Esther before Ahasuerus, Anonymous, 17th Century

Esther before Ahasuerus, Anonymous, 17th Century

Brothers and sisters: Since we have a great high priest who has passed through the heavens, Jesus, the Son of God, let us hold fast to our confession. For we do not have a high priest who is unable to sympathize with our weaknesses, but one who has similarly been tested in every way,  yet without sin.  So let us confidently approach the throne of grace to receive mercy and to find grace for timely help. (Hebrews 4:14-16) 

Last evening, as I walked our dog around the neighborhood, I took the opportunity to pray the Divine Mercy Chaplet. I was praying that wonderful prayer of intercession for the situations of several friends and family members for whom I have been very concerned. The Chaplet is prayed using Rosary beads. On the Our Father beads you pray, “Eternal Father, I offer you the body, blood, soul and divinity of your dearly beloved Son, our Lord, Jesus Christ, in atonement for our sins and those of the whole world.” On the Hail Mary beads you pray, “For the sake of his sorrowful passion, have mercy on us and on the whole world.” The Chaplet, I find, is a wonderful way to do exactly what the writer of Hebrews here encourages us all to do: rely on Jesus as our high priest (and the sacrifice itself) through whom we gain access to heaven and approach  “the throne of grace to receive mercy and to find grace for timely help.” (or “grace to help in time of need” RSV)

But even as I walked and prayed last evening, and as I meditated on today’s passage, I realized something was amiss.
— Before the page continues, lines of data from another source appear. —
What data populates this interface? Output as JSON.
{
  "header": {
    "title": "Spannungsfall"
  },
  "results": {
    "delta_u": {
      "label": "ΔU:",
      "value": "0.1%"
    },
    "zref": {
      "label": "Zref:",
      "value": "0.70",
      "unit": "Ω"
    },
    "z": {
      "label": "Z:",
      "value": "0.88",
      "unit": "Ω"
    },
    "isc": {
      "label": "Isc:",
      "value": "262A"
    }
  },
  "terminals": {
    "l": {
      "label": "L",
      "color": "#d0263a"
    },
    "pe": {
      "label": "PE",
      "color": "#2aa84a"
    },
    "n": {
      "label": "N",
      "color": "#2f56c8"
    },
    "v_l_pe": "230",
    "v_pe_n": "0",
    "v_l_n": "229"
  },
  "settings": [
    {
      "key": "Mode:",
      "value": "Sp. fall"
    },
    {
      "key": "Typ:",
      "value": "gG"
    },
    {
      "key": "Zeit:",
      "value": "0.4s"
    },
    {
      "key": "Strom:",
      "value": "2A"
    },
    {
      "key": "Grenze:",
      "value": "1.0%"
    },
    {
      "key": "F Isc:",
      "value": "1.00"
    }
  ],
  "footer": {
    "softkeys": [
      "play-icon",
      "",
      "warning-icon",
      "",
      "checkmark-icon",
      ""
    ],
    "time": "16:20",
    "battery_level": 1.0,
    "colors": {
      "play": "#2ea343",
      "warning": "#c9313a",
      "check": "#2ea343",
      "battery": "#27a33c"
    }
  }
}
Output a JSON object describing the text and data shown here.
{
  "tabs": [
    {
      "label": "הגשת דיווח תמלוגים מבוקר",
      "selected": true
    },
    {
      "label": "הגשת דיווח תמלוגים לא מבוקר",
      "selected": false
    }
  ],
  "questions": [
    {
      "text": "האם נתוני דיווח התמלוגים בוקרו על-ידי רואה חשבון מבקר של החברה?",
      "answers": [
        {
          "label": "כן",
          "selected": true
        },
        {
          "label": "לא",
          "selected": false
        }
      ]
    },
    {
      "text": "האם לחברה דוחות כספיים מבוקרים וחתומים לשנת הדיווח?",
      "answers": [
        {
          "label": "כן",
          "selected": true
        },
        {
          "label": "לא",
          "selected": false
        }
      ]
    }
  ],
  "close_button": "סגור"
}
What was wrong is captured in the word “confidently” – as in “So let us confidently approach the throne.” My approach to the throne was anything but confident. It was anxious, fearful, and pleading- afraid that God would not be moved.

Now don’t get me wrong. I do not think that my lack of confidence had any effect at all on God’s willingness to answer. And I certainly do not think that my confident approach would be the cause of God’s action. There is no room for “Name it and Claim it” in authentic Christian prayer. No, I am sure that God will answer despite my fear, anxiety, and worry. And, honestly, that is the reason I should have gone to him confidently in the first place: I can be sure of God.

That is exactly the point the writer of Hebrews is making: God has sent his own Son to serve as our access to his throne: to stand with us, to be one of us, and to die for us that we might live through him. In his coming to us we know he cares, in his solidarity with us we know he understands, in his death for us we know that there is nothing he won’t do for us. Paul states it eloquently, “He who did not spare his only son, but gave him up for us all, will he not also give us all things with him.” (Romans 8:32)

Our confidence does not change God at all, but it does change everything for us. From fear we turn to assurance, from worry we turn to trust. We may not know how God will answer, but that he will (and even that his answer will be informed by his love) is never in doubt. The writer of Hebrews originally wrote so that those in his day who were struggling with a difficult time, growing weary and on the brink of giving up might find the strength not only to endure but to conquer. He asked them to take their eyes off of their difficulties and put them on Jesus. They were to  become as confident as Paul: “If God is for us, who can be against us?!” And they were to be absolutely certain that God was for them because he had so clearly demonstrated it through Jesus and his work on the Cross.

A second time, much later in the book, the writer of Hebrews, urges us again to a life of faith and confident approach to God. It is one of my favorite passages in all of scripture, particularly because of the very last phrase, which is the sure foundation of all our confidence and hope:

Therefore, brethren, since we have confidence to enter the sanctuary by the blood of Jesus, by the new and living way which he opened for us through the curtain, that is, through his flesh, and since we have a great priest over the house of God, let us draw near in a true heart with full assurance of faith, with our hearts sprinkled clean from an evil conscience and our bodies washed with pure water. Let us hold fast the confession of our hope without wavering, for he who promised is faithful. (Hebrews 10:19- 23)

The very last prayer that I offered last night at the end of the Chaplet of Divine Mercy seems a most appropriate way to end today’s meditation. It is the expression of the confidence that we all should have as we live and as we pray. For me, sometimes it is the expression of the confidence I hope to have but have not yet attained. That is, “I believe, Lord, help my unbelief.” Nevertheless, it is the clear expression of the sure and certain source of our confidence:

“Blood and water, which flowed from the side of Jesus as a fount of mercy for us, I trust in you.
Blood and water that flowed from the side of Jesus as a fount of mercy for us, I trust in you.
Blood and water that flowed from the side of Jesus as a fount of mercy for us, I trust in you.
Jesus, I trust in you,

 

Fred Durham is the President of Alighieri Press and serves as an author and speaker.